*** Data records ***
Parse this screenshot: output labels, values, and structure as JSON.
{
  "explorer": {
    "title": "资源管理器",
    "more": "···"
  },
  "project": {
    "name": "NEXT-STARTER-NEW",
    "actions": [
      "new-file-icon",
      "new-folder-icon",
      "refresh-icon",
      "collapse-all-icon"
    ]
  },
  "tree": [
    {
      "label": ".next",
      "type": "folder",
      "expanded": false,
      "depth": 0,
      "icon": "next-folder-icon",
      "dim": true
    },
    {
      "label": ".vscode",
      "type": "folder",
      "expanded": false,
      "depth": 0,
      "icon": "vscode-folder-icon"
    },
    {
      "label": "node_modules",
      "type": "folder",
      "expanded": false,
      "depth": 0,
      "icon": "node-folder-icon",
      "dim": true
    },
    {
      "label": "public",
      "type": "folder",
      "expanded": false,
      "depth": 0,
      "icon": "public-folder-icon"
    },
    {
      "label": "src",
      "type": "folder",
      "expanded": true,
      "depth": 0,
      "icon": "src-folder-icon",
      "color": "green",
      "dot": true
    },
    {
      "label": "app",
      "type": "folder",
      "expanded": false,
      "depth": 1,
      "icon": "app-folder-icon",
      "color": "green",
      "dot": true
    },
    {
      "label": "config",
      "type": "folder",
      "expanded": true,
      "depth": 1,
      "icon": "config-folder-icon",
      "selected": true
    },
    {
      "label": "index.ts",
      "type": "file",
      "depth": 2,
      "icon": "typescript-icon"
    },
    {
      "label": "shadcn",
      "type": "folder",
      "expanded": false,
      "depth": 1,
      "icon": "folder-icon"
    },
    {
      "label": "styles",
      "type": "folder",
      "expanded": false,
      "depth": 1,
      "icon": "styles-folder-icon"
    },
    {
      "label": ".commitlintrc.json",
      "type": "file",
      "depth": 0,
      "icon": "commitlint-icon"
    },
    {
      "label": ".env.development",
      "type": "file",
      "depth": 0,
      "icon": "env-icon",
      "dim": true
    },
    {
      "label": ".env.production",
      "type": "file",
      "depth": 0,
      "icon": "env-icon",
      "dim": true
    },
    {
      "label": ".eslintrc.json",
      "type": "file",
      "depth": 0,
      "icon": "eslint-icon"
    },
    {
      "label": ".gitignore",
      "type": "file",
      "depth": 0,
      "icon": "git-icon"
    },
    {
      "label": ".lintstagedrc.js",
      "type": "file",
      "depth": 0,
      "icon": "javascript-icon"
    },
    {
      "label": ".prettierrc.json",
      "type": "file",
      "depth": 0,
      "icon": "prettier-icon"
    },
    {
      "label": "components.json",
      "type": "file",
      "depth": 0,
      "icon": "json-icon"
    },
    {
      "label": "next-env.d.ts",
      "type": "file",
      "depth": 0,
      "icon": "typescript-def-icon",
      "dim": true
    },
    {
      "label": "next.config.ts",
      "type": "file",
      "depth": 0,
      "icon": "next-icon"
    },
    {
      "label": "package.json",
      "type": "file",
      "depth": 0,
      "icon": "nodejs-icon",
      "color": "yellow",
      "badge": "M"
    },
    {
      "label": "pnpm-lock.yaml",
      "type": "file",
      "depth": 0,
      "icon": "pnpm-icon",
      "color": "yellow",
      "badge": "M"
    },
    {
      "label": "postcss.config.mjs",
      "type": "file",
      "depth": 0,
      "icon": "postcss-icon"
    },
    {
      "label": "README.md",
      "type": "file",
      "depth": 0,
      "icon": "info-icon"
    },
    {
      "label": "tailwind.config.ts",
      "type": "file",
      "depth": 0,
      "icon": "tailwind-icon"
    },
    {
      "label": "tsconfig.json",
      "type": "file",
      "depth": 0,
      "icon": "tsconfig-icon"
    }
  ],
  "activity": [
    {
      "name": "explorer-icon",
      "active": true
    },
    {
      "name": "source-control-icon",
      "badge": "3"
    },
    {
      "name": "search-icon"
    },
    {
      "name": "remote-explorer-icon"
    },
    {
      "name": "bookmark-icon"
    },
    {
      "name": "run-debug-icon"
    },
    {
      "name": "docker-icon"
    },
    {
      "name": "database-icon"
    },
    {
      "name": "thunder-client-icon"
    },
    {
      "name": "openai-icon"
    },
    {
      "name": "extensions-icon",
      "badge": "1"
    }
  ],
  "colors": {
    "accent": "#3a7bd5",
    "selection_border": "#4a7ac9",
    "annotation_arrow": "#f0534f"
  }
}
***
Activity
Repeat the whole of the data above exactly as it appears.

Solution for this task
Parse this screenshot: output labels, values, and structure as JSON.
{
  "explorer": {
    "title": "资源管理器",
    "more": "···"
  },
  "project": {
    "name": "NEXT-STARTER-NEW",
    "actions": [
      "new-file-icon",
      "new-folder-icon",
      "refresh-icon",
      "collapse-all-icon"
    ]
  },
  "tree": [
    {
      "label": ".next",
      "type": "folder",
      "expanded": false,
      "depth": 0,
      "icon": "next-folder-icon",
      "dim": true
    },
    {
      "label": ".vscode",
      "type": "folder",
      "expanded": false,
      "depth": 0,
      "icon": "vscode-folder-icon"
    },
    {
      "label": "node_modules",
      "type": "folder",
      "expanded": false,
      "depth": 0,
      "icon": "node-folder-icon",
      "dim": true
    },
    {
      "label": "public",
      "type": "folder",
      "expanded": false,
      "depth": 0,
      "icon": "public-folder-icon"
    },
    {
      "label": "src",
      "type": "folder",
      "expanded": true,
      "depth": 0,
      "icon": "src-folder-icon",
      "color": "green",
      "dot": true
    },
    {
      "label": "app",
      "type": "folder",
      "expanded": false,
      "depth": 1,
      "icon": "app-folder-icon",
      "color": "green",
      "dot": true
    },
    {
      "label": "config",
      "type": "folder",
      "expanded": true,
      "depth": 1,
      "icon": "config-folder-icon",
      "selected": true
    },
    {
      "label": "index.ts",
      "type": "file",
      "depth": 2,
      "icon": "typescript-icon"
    },
    {
      "label": "shadcn",
      "type": "folder",
      "expanded": false,
      "depth": 1,
      "icon": "folder-icon"
    },
    {
      "label": "styles",
      "type": "folder",
      "expanded": false,
      "depth": 1,
      "icon": "styles-folder-icon"
    },
    {
      "label": ".commitlintrc.json",
      "type": "file",
      "depth": 0,
      "icon": "commitlint-icon"
    },
    {
      "label": ".env.development",
      "type": "file",
      "depth": 0,
      "icon": "env-icon",
      "dim": true
    },
    {
      "label": ".env.production",
      "type": "file",
      "depth": 0,
      "icon": "env-icon",
      "dim": true
    },
    {
      "label": ".eslintrc.json",
      "type": "file",
      "depth": 0,
      "icon": "eslint-icon"
    },
    {
      "label": ".gitignore",
      "type": "file",
      "depth": 0,
      "icon": "git-icon"
    },
    {
      "label": ".lintstagedrc.js",
      "type": "file",
      "depth": 0,
      "icon": "javascript-icon"
    },
    {
      "label": ".prettierrc.json",
      "type": "file",
      "depth": 0,
      "icon": "prettier-icon"
    },
    {
      "label": "components.json",
      "type": "file",
      "depth": 0,
      "icon": "json-icon"
    },
    {
      "label": "next-env.d.ts",
      "type": "file",
      "depth": 0,
      "icon": "typescript-def-icon",
      "dim": true
    },
    {
      "label": "next.config.ts",
      "type": "file",
      "depth": 0,
      "icon": "next-icon"
    },
    {
      "label": "package.json",
      "type": "file",
      "depth": 0,
      "icon": "nodejs-icon",
      "color": "yellow",
      "badge": "M"
    },
    {
      "label": "pnpm-lock.yaml",
      "type": "file",
      "depth": 0,
      "icon": "pnpm-icon",
      "color": "yellow",
      "badge": "M"
    },
    {
      "label": "postcss.config.mjs",
      "type": "file",
      "depth": 0,
      "icon": "postcss-icon"
    },
    {
      "label": "README.md",
      "type": "file",
      "depth": 0,
      "icon": "info-icon"
    },
    {
      "label": "tailwind.config.ts",
      "type": "file",
      "depth": 0,
      "icon": "tailwind-icon"
    },
    {
      "label": "tsconfig.json",
      "type": "file",
      "depth": 0,
      "icon": "tsconfig-icon"
    }
  ],
  "activity": [
    {
      "name": "explorer-icon",
      "active": true
    },
    {
      "name": "source-control-icon",
      "badge": "3"
    },
    {
      "name": "search-icon"
    },
    {
      "name": "remote-explorer-icon"
    },
    {
      "name": "bookmark-icon"
    },
    {
      "name": "run-debug-icon"
    },
    {
      "name": "docker-icon"
    },
    {
      "name": "database-icon"
    },
    {
      "name": "thunder-client-icon"
    },
    {
      "name": "openai-icon"
    },
    {
      "name": "extensions-icon",
      "badge": "1"
    }
  ],
  "colors": {
    "accent": "#3a7bd5",
    "selection_border": "#4a7ac9",
    "annotation_arrow": "#f0534f"
  }
}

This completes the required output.